- **Source data**
=== Begin Enclosure ===

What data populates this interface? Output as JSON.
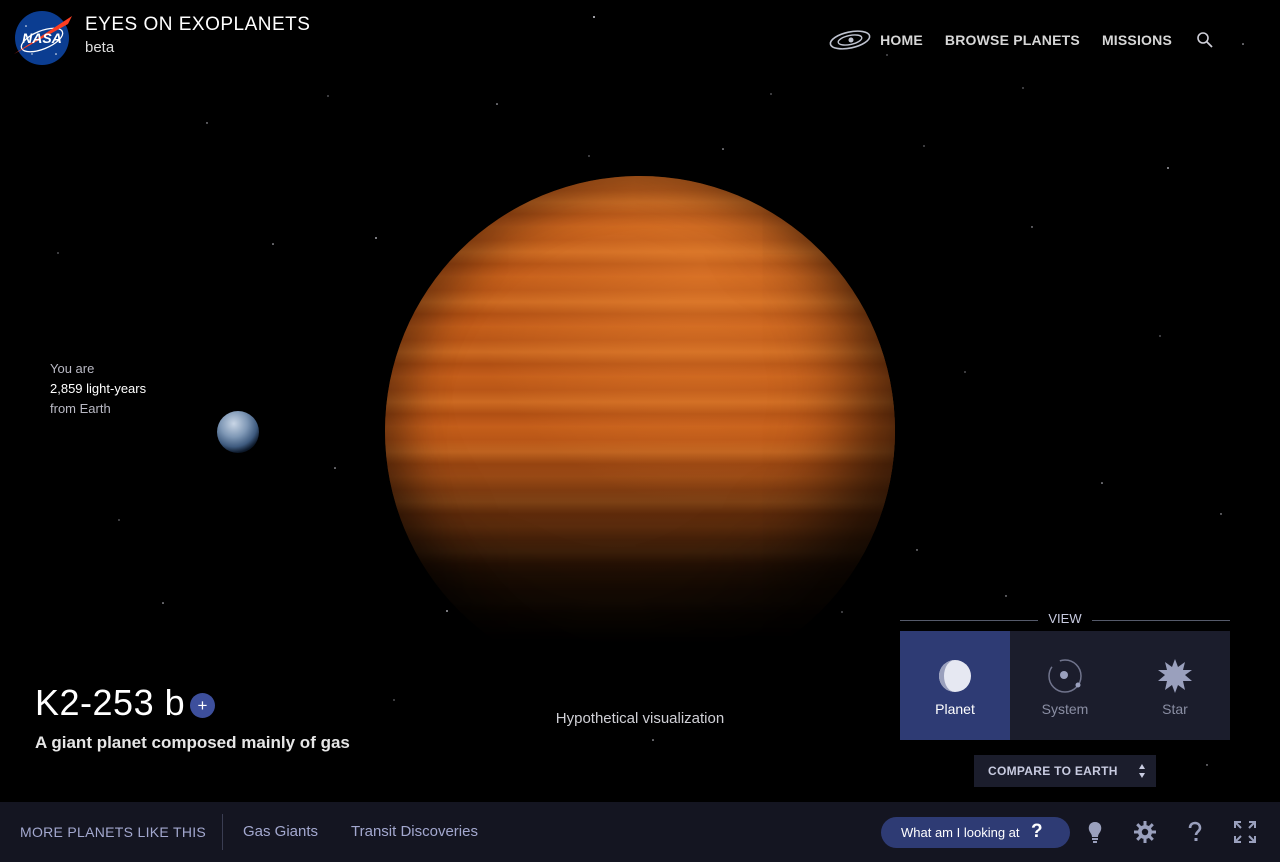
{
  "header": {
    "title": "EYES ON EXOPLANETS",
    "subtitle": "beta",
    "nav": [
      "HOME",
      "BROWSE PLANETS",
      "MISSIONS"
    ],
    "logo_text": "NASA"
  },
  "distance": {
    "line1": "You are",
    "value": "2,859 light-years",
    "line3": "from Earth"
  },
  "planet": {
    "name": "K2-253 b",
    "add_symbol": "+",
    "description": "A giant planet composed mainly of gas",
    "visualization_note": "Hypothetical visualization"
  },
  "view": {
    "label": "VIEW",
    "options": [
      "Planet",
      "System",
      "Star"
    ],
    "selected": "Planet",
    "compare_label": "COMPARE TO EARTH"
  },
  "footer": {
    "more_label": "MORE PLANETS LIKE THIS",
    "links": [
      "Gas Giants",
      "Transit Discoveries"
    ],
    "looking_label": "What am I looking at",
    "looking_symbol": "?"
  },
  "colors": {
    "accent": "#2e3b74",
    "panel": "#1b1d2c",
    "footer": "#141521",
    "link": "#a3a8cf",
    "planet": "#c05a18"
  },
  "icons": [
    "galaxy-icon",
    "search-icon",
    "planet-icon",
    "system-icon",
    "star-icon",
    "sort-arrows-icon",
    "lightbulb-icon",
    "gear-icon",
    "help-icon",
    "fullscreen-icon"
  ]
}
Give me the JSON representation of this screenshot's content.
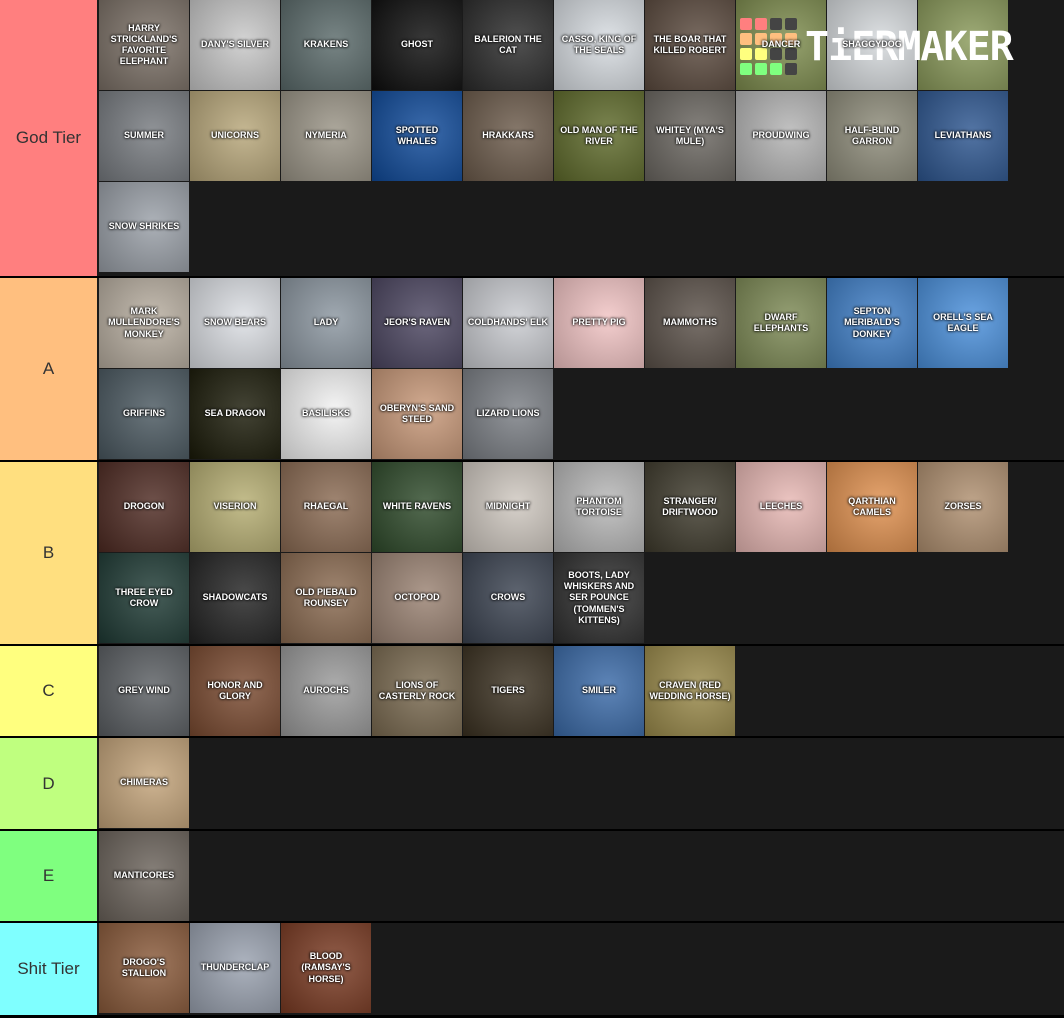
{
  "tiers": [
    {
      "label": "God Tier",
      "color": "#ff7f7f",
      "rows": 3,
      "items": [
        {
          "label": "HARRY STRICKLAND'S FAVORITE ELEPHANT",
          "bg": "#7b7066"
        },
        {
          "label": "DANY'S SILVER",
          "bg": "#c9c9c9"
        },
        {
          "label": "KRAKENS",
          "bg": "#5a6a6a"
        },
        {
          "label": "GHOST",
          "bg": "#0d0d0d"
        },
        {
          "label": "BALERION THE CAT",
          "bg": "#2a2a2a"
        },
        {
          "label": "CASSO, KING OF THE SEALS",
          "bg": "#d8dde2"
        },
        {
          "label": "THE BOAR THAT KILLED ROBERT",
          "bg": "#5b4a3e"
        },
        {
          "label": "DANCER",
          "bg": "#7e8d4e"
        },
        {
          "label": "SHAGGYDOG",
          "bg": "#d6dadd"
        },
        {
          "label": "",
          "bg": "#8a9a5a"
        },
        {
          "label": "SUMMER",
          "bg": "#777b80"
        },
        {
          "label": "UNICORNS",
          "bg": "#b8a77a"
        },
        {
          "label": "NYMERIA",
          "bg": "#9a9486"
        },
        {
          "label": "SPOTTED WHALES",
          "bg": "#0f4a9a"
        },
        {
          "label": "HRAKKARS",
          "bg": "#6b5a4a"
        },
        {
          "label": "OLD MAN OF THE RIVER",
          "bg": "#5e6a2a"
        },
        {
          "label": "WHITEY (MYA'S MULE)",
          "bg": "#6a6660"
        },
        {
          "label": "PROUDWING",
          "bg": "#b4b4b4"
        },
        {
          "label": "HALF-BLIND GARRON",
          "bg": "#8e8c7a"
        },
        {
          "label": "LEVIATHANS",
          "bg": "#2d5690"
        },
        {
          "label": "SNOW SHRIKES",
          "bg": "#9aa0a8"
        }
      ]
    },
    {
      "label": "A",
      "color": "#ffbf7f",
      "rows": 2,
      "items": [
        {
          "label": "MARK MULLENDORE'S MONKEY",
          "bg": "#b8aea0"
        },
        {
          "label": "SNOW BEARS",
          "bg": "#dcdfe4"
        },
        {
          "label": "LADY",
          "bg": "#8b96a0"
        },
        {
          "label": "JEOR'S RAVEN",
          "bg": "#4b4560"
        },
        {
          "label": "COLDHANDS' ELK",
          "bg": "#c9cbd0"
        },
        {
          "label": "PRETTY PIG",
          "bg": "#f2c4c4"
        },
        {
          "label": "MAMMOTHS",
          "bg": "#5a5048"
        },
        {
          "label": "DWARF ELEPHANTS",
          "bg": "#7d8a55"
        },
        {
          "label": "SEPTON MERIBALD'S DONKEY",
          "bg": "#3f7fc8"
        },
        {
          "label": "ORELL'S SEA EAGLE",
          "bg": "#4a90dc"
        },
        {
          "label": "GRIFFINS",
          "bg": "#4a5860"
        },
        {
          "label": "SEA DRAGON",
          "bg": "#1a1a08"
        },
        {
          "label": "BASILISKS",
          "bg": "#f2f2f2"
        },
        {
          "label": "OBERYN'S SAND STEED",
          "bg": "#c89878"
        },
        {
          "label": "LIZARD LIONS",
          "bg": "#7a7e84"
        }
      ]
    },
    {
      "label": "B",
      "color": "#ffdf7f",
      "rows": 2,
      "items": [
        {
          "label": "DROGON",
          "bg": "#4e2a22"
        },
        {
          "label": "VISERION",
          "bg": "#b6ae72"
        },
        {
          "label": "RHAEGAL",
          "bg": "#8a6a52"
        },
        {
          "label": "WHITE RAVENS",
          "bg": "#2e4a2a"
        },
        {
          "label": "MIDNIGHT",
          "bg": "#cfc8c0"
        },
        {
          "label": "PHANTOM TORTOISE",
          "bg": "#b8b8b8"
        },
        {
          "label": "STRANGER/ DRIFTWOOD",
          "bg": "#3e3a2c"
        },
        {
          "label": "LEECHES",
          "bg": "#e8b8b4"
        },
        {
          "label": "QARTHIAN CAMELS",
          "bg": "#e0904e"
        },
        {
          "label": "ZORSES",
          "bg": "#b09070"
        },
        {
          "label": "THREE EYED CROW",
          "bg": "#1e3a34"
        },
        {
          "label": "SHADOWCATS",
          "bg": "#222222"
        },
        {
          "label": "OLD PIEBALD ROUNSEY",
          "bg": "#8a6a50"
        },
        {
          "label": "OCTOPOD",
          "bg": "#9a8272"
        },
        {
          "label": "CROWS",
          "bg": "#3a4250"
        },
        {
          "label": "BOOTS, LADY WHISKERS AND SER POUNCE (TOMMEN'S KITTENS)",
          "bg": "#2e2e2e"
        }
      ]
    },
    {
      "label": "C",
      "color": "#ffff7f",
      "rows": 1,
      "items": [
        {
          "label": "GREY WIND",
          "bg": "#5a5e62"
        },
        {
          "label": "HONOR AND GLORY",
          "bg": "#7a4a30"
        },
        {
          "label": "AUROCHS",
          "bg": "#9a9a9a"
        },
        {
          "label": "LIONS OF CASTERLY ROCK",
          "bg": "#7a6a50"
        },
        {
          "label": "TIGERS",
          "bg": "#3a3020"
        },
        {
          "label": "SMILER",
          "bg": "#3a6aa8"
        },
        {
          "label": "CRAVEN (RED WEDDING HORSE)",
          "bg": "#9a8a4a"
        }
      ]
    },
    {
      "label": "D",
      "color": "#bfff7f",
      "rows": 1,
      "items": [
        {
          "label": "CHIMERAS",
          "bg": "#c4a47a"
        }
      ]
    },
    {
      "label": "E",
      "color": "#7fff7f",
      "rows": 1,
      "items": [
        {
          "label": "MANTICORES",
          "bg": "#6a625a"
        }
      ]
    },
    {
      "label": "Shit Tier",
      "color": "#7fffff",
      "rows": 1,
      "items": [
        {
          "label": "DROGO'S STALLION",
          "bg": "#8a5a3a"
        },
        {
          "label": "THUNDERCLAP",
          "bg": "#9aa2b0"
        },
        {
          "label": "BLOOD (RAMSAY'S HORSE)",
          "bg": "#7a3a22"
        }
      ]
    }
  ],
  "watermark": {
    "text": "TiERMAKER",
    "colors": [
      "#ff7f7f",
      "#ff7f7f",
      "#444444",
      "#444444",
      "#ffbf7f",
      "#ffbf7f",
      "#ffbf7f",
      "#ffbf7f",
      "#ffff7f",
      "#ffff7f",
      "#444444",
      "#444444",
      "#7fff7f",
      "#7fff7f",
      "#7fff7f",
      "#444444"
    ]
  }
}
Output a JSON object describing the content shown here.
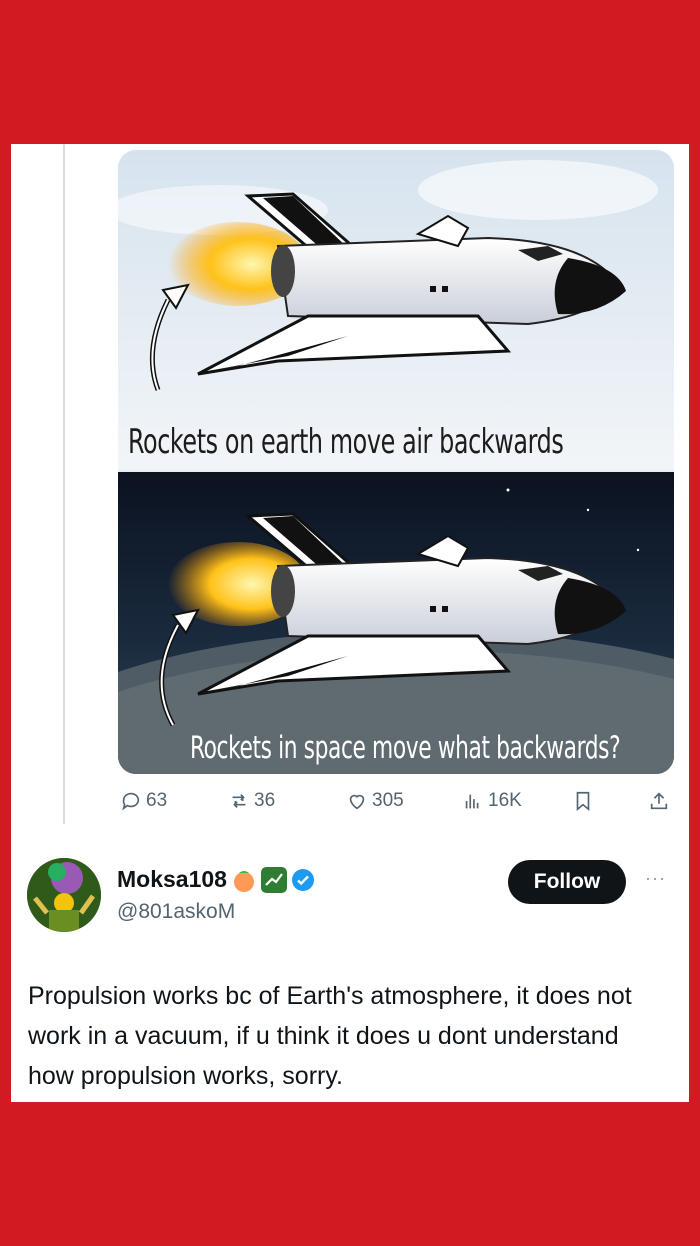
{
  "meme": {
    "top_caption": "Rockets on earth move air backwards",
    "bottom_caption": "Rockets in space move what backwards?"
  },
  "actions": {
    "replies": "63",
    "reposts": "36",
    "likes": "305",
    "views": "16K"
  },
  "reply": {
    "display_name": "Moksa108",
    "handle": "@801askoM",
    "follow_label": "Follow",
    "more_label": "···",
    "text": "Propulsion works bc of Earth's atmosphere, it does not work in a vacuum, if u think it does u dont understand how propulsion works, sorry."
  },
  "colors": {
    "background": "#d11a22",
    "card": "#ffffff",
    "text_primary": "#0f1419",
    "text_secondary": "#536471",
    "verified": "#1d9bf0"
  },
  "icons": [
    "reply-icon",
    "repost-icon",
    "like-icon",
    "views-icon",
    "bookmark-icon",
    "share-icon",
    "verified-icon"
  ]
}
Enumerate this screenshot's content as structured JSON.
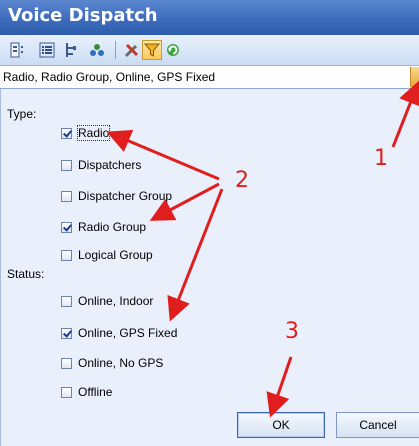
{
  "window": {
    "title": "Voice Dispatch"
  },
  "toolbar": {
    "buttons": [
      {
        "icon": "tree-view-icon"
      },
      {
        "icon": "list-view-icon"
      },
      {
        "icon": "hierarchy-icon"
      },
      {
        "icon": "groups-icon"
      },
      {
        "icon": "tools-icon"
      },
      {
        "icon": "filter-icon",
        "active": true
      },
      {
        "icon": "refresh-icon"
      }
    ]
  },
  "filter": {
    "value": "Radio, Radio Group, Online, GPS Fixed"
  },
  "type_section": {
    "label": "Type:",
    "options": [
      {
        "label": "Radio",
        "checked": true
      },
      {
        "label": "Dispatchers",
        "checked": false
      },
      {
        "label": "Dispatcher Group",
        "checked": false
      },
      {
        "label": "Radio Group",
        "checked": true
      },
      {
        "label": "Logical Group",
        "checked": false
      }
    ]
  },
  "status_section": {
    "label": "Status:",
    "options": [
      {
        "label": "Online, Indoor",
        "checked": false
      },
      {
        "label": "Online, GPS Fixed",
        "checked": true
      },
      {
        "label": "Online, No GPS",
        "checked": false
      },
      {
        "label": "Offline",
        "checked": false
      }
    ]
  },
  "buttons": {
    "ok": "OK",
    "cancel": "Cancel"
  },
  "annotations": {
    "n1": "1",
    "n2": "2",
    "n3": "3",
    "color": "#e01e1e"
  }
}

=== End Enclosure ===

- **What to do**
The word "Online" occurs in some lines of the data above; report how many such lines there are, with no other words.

- **Answer to this problem**
4